WORK INSTRUCTIONS:
Every entry below must be retyped exactly, and the pictures must be left out.

SOURCE INFORMATION:
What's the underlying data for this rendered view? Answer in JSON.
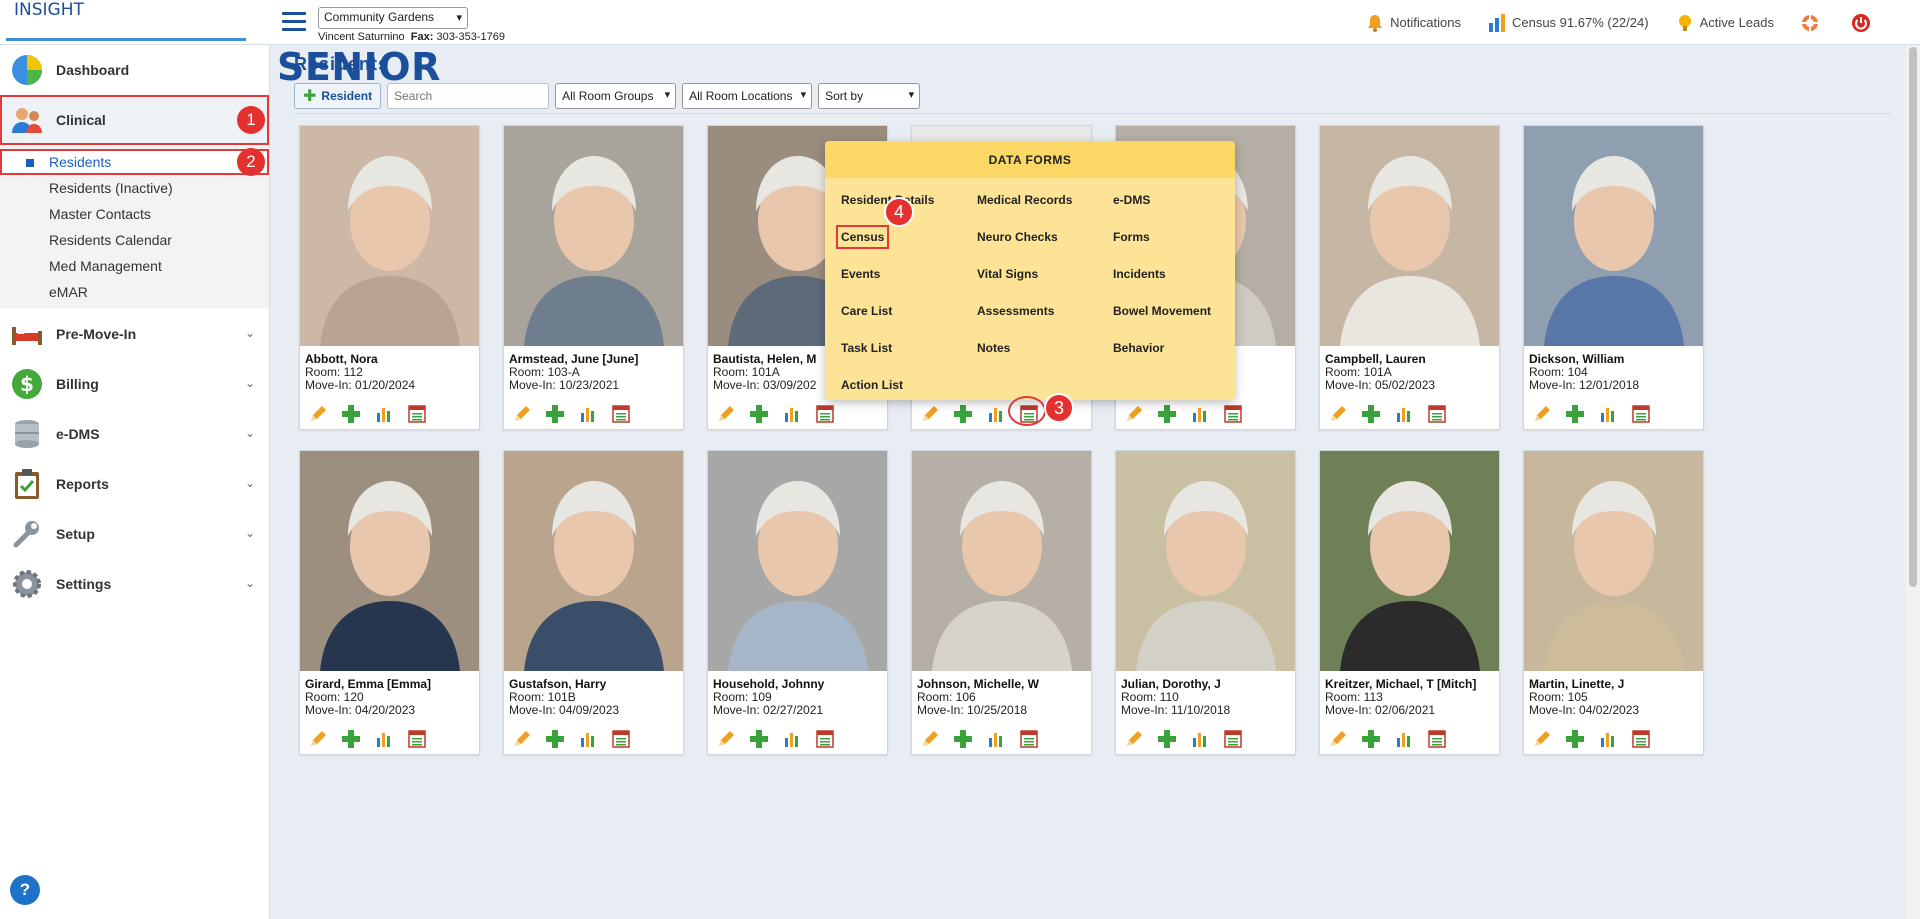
{
  "app": {
    "logo_main": "SENIOR",
    "logo_sub": "INSIGHT",
    "facility": "Community Gardens",
    "contact_name": "Vincent Saturnino",
    "fax_label": "Fax:",
    "fax_value": "303-353-1769"
  },
  "header": {
    "notifications": "Notifications",
    "census": "Census 91.67% (22/24)",
    "active_leads": "Active Leads"
  },
  "sidebar": {
    "dashboard": "Dashboard",
    "clinical": "Clinical",
    "clinical_badge": "1",
    "clinical_items": [
      {
        "label": "Residents"
      },
      {
        "label": "Residents (Inactive)"
      },
      {
        "label": "Master Contacts"
      },
      {
        "label": "Residents Calendar"
      },
      {
        "label": "Med Management"
      },
      {
        "label": "eMAR"
      }
    ],
    "residents_badge": "2",
    "sections": [
      {
        "label": "Pre-Move-In"
      },
      {
        "label": "Billing"
      },
      {
        "label": "e-DMS"
      },
      {
        "label": "Reports"
      },
      {
        "label": "Setup"
      },
      {
        "label": "Settings"
      }
    ],
    "help": "?"
  },
  "main": {
    "title": "Residents",
    "add_button": "Resident",
    "search_placeholder": "Search",
    "room_groups": "All Room Groups",
    "room_locations": "All Room Locations",
    "sort_by": "Sort by"
  },
  "residents": [
    {
      "name": "Abbott, Nora",
      "room": "Room: 112",
      "move_in": "Move-In: 01/20/2024"
    },
    {
      "name": "Armstead, June [June]",
      "room": "Room: 103-A",
      "move_in": "Move-In: 10/23/2021"
    },
    {
      "name": "Bautista, Helen, M",
      "room": "Room: 101A",
      "move_in": "Move-In: 03/09/202"
    },
    {
      "name": "",
      "room": "",
      "move_in": ""
    },
    {
      "name": "",
      "room": "",
      "move_in": "3"
    },
    {
      "name": "Campbell, Lauren",
      "room": "Room: 101A",
      "move_in": "Move-In: 05/02/2023"
    },
    {
      "name": "Dickson, William",
      "room": "Room: 104",
      "move_in": "Move-In: 12/01/2018"
    },
    {
      "name": "Girard, Emma [Emma]",
      "room": "Room: 120",
      "move_in": "Move-In: 04/20/2023"
    },
    {
      "name": "Gustafson, Harry",
      "room": "Room: 101B",
      "move_in": "Move-In: 04/09/2023"
    },
    {
      "name": "Household, Johnny",
      "room": "Room: 109",
      "move_in": "Move-In: 02/27/2021"
    },
    {
      "name": "Johnson, Michelle, W",
      "room": "Room: 106",
      "move_in": "Move-In: 10/25/2018"
    },
    {
      "name": "Julian, Dorothy, J",
      "room": "Room: 110",
      "move_in": "Move-In: 11/10/2018"
    },
    {
      "name": "Kreitzer, Michael, T [Mitch]",
      "room": "Room: 113",
      "move_in": "Move-In: 02/06/2021"
    },
    {
      "name": "Martin, Linette, J",
      "room": "Room: 105",
      "move_in": "Move-In: 04/02/2023"
    }
  ],
  "popup": {
    "title": "DATA FORMS",
    "col1": [
      "Resident Details",
      "Census",
      "Events",
      "Care List",
      "Task List",
      "Action List"
    ],
    "col2": [
      "Medical Records",
      "Neuro Checks",
      "Vital Signs",
      "Assessments",
      "Notes"
    ],
    "col3": [
      "e-DMS",
      "Forms",
      "Incidents",
      "Bowel Movement",
      "Behavior"
    ],
    "badge_census": "4",
    "badge_icon": "3"
  },
  "colors": {
    "brand": "#1b4e9b",
    "highlight": "#e03a3a",
    "popup_bg": "#fde396"
  }
}
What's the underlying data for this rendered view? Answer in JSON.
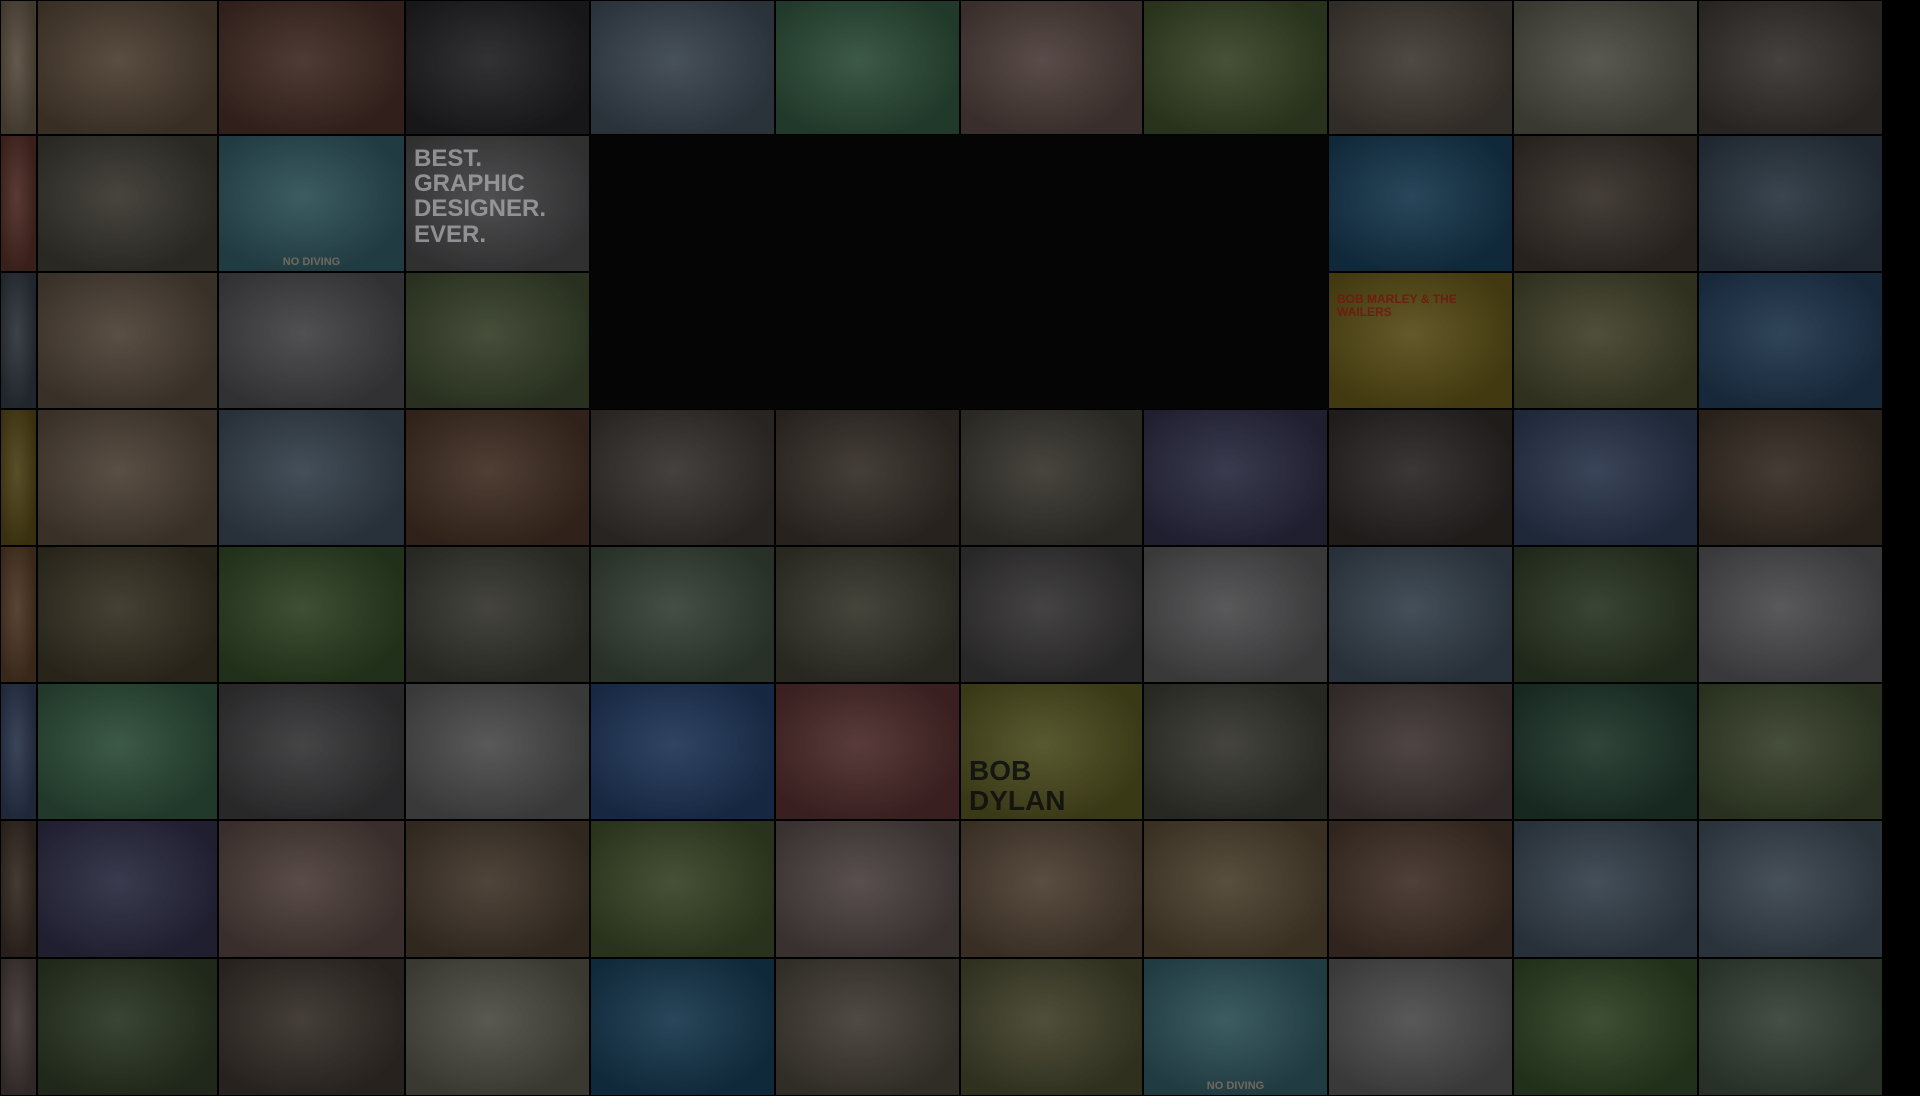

TASK OUTPUT:
What's the underlying data for this rendered view? Answer in JSON.
{
  "app": {
    "logo_main": "SENIOR",
    "logo_sub": "INSIGHT",
    "facility": "Community Gardens",
    "contact_name": "Vincent Saturnino",
    "fax_label": "Fax:",
    "fax_value": "303-353-1769"
  },
  "header": {
    "notifications": "Notifications",
    "census": "Census 91.67% (22/24)",
    "active_leads": "Active Leads"
  },
  "sidebar": {
    "dashboard": "Dashboard",
    "clinical": "Clinical",
    "clinical_badge": "1",
    "clinical_items": [
      {
        "label": "Residents"
      },
      {
        "label": "Residents (Inactive)"
      },
      {
        "label": "Master Contacts"
      },
      {
        "label": "Residents Calendar"
      },
      {
        "label": "Med Management"
      },
      {
        "label": "eMAR"
      }
    ],
    "residents_badge": "2",
    "sections": [
      {
        "label": "Pre-Move-In"
      },
      {
        "label": "Billing"
      },
      {
        "label": "e-DMS"
      },
      {
        "label": "Reports"
      },
      {
        "label": "Setup"
      },
      {
        "label": "Settings"
      }
    ],
    "help": "?"
  },
  "main": {
    "title": "Residents",
    "add_button": "Resident",
    "search_placeholder": "Search",
    "room_groups": "All Room Groups",
    "room_locations": "All Room Locations",
    "sort_by": "Sort by"
  },
  "residents": [
    {
      "name": "Abbott, Nora",
      "room": "Room: 112",
      "move_in": "Move-In: 01/20/2024"
    },
    {
      "name": "Armstead, June [June]",
      "room": "Room: 103-A",
      "move_in": "Move-In: 10/23/2021"
    },
    {
      "name": "Bautista, Helen, M",
      "room": "Room: 101A",
      "move_in": "Move-In: 03/09/202"
    },
    {
      "name": "",
      "room": "",
      "move_in": ""
    },
    {
      "name": "",
      "room": "",
      "move_in": "3"
    },
    {
      "name": "Campbell, Lauren",
      "room": "Room: 101A",
      "move_in": "Move-In: 05/02/2023"
    },
    {
      "name": "Dickson, William",
      "room": "Room: 104",
      "move_in": "Move-In: 12/01/2018"
    },
    {
      "name": "Girard, Emma [Emma]",
      "room": "Room: 120",
      "move_in": "Move-In: 04/20/2023"
    },
    {
      "name": "Gustafson, Harry",
      "room": "Room: 101B",
      "move_in": "Move-In: 04/09/2023"
    },
    {
      "name": "Household, Johnny",
      "room": "Room: 109",
      "move_in": "Move-In: 02/27/2021"
    },
    {
      "name": "Johnson, Michelle, W",
      "room": "Room: 106",
      "move_in": "Move-In: 10/25/2018"
    },
    {
      "name": "Julian, Dorothy, J",
      "room": "Room: 110",
      "move_in": "Move-In: 11/10/2018"
    },
    {
      "name": "Kreitzer, Michael, T [Mitch]",
      "room": "Room: 113",
      "move_in": "Move-In: 02/06/2021"
    },
    {
      "name": "Martin, Linette, J",
      "room": "Room: 105",
      "move_in": "Move-In: 04/02/2023"
    }
  ],
  "popup": {
    "title": "DATA FORMS",
    "col1": [
      "Resident Details",
      "Census",
      "Events",
      "Care List",
      "Task List",
      "Action List"
    ],
    "col2": [
      "Medical Records",
      "Neuro Checks",
      "Vital Signs",
      "Assessments",
      "Notes"
    ],
    "col3": [
      "e-DMS",
      "Forms",
      "Incidents",
      "Bowel Movement",
      "Behavior"
    ],
    "badge_census": "4",
    "badge_icon": "3"
  },
  "colors": {
    "brand": "#1b4e9b",
    "highlight": "#e03a3a",
    "popup_bg": "#fde396"
  }
}
What's the underlying data for this rendered view? Answer in JSON.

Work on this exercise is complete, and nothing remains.